Anthony Burgess’s dark, ultra-violent novel Clockwork Orange might not seem like it would make for a good musical, but the author would beg to differ: two years after releasing the book in 1962, Burgess, also a classical-music scholar, put out a “play with music” based on Clockwork, which debuted in Manchester, England, last week. To celebrate the novel’s fiftieth anniversary, graduates of the Royal Northern College of Music performed Burgess’s five original songs at his alma mater, the University of Manchester.
An abandoned Texas Wal-Mart has been repurposed into an award-winning library.
The Joy of Cooking, Our Bodies, Ourselves, The History of Standard Oil, and Alcoholics Anonymous make the Library of Congress’s list of “Books That Shaped America” and offer an elucidating look into the national psyche. The “Books that Shaped America” exhibition is part of the library’s larger “Celebration of the Book” festival.”
We have been thoroughly enjoying Pixar illustrator Josh Cooley’s children’s book treatment of classic scenes in R-rated movies.

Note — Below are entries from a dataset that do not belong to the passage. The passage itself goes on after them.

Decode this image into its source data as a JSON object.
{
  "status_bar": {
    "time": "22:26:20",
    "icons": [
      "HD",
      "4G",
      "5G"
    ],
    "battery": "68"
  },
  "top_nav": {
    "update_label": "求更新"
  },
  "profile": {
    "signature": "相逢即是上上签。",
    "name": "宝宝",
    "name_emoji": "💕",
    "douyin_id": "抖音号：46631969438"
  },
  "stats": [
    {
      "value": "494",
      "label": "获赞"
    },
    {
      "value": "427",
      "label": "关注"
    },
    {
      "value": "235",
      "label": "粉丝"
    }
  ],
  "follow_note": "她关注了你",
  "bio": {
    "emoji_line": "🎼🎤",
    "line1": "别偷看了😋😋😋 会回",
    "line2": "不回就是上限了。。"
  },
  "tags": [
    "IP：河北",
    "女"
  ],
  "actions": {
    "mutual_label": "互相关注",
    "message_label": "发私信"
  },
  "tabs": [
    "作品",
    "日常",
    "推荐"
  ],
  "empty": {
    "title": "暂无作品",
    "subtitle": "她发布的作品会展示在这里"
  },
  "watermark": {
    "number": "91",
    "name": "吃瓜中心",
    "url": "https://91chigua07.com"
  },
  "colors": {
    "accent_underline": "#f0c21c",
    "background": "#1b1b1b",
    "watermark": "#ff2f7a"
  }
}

A hotel in Newcastle, England, has swapped out the traditional bedside bible for something a little more tech-forward: a Kindle. For the next two weeks, guests at the Hotel Indigo have the option of downloading any “religious text” on their e-readers for free, so long as the good book in question costs less than five pounds.
The Nation staffers and contributors offer their summer reading recommendations.